Out of Oz (William Morrow, $26.99), the eagerly awaited conclusion to the Wicked Years, has arrived. A battle for the future of the Thropp dynasty is under way, as Elphaba and Nessarose’s younger brother, Shell, the Emperor Apostle, increases his influence; and the political power struggle continues in the Emerald City and spreads into a civil war, as the witch Mombey, who changes her heads as others change hats, challenges his ambitions. A former acting ruler of Oz, Glinda is placed under house arrest; the Lion, Candle, and Liir are on the run to protect the otherworldly Grimmerie. As always, the future depends on children: Rain, a broom girl from Glinda’s entourage; a young street urchin named Tip; and the legendary Dorothy. Gregory Maguire has an amazing knack for honoring the L. Frank Baum tradition while integrating new characters who both complicate and deepen that magical reality.
Fans of zombie movies know that the genre is all about the breakdown of civilization. We’re riveted by the likes of George Romero, who takes delight in dissecting human interaction when the world literally goes to hell. Colson Whitehead delivers the literary equivalent with aplomb in his latest novel, Zone One (Doubleday, $25.95). His smooth narrative gives us the gory daily minutiae in a post-zombie, post-apocalypse Manhattan where an armed civilian team is sweeping through the city to rid it of the last vestiges of the dead. Our narrator, Mark Spitz, is a fascinating character, continually dodging death. Whitehead’s writing is cerebral, moving, and insightful. This is a deeply thought-out psychological survey of an everyman as the ultimate survivor, facing the wasteland.
In Bruce Machart’s short-story collection, Men in the Making (Houghton Mifflin Harcourt, $24), the characters are so real and so flawed you feel as though you have met them before. These pieces show how men live with their choices—the ones they regret, and they ones they prize.
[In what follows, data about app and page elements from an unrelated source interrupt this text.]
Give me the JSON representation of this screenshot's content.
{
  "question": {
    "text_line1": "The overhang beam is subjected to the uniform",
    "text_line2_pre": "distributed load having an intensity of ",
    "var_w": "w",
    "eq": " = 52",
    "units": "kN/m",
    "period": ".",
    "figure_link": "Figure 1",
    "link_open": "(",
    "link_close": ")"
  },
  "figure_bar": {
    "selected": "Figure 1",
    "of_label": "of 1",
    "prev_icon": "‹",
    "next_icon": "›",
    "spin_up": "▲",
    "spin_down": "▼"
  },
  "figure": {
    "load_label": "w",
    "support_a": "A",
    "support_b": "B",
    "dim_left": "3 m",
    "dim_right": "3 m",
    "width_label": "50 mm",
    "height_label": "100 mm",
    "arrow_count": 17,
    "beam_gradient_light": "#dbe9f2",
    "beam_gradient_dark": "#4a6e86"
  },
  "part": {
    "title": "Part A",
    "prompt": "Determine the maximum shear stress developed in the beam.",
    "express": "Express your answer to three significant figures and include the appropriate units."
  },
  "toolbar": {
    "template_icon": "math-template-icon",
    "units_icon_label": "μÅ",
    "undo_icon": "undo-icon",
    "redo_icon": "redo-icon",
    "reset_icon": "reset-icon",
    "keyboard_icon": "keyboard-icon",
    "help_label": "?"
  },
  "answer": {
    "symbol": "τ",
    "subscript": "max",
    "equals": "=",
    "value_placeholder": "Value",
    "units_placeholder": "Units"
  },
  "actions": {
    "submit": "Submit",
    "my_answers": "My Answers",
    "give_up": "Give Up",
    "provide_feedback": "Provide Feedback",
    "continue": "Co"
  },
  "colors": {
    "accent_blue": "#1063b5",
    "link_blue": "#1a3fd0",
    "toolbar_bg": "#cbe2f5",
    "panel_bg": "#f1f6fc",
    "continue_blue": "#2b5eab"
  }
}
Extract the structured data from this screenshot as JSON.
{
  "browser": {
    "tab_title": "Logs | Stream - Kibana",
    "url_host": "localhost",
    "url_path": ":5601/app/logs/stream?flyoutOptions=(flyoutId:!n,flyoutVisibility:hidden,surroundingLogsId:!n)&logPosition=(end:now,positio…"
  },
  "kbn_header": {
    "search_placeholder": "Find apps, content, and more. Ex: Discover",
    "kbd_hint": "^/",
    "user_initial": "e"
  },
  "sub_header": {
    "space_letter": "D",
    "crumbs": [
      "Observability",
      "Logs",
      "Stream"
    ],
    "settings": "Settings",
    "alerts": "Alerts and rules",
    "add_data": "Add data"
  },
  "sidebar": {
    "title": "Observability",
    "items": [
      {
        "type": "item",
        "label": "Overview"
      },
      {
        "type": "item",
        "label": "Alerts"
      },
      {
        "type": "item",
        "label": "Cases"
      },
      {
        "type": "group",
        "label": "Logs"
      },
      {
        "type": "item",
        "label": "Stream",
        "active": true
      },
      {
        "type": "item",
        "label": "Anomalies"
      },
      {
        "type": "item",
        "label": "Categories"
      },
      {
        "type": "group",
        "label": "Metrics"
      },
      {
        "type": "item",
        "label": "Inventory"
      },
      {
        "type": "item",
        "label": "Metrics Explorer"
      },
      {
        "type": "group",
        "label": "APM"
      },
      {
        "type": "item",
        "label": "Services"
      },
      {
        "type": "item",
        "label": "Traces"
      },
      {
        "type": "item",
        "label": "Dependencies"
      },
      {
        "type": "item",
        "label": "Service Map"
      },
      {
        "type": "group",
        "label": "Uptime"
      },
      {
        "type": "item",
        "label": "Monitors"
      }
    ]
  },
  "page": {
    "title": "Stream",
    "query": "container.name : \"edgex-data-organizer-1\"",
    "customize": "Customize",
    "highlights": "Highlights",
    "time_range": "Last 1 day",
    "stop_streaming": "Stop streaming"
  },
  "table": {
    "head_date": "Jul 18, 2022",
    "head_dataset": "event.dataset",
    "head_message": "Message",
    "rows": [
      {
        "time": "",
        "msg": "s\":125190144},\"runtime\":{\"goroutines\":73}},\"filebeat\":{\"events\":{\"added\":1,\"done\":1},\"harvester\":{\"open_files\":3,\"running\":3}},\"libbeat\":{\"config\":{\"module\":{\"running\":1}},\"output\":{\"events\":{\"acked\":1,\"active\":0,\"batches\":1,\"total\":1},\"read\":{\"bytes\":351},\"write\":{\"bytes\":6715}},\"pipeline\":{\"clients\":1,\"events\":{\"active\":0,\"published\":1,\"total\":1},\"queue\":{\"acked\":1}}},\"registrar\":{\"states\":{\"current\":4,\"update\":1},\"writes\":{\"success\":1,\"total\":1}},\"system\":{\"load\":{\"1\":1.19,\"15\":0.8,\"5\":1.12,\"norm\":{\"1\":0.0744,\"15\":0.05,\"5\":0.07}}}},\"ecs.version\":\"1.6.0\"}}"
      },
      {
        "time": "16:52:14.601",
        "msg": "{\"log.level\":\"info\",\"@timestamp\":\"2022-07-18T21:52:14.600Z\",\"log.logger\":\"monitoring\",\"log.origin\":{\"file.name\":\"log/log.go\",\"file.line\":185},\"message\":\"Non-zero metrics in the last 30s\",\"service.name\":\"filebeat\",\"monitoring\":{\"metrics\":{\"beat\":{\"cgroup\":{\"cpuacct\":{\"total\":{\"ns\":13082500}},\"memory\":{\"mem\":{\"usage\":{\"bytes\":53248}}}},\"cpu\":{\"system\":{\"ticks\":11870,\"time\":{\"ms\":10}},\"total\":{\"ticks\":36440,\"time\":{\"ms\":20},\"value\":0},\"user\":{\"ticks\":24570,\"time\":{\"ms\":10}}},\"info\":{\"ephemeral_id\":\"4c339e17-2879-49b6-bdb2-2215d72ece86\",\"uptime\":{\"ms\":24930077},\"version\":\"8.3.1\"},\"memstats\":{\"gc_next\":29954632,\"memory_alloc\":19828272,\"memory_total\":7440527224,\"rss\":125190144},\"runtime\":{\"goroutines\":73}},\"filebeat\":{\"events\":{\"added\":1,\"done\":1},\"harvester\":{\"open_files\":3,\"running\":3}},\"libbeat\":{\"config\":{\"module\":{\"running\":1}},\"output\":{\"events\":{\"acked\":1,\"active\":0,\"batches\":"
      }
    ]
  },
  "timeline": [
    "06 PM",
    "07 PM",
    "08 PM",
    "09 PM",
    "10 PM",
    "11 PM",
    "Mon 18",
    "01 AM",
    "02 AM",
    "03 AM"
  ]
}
The stories also capture how men teach each other the things they know, often with words, for better or worse. If you are a man, or want to understand one better, this is the book for you.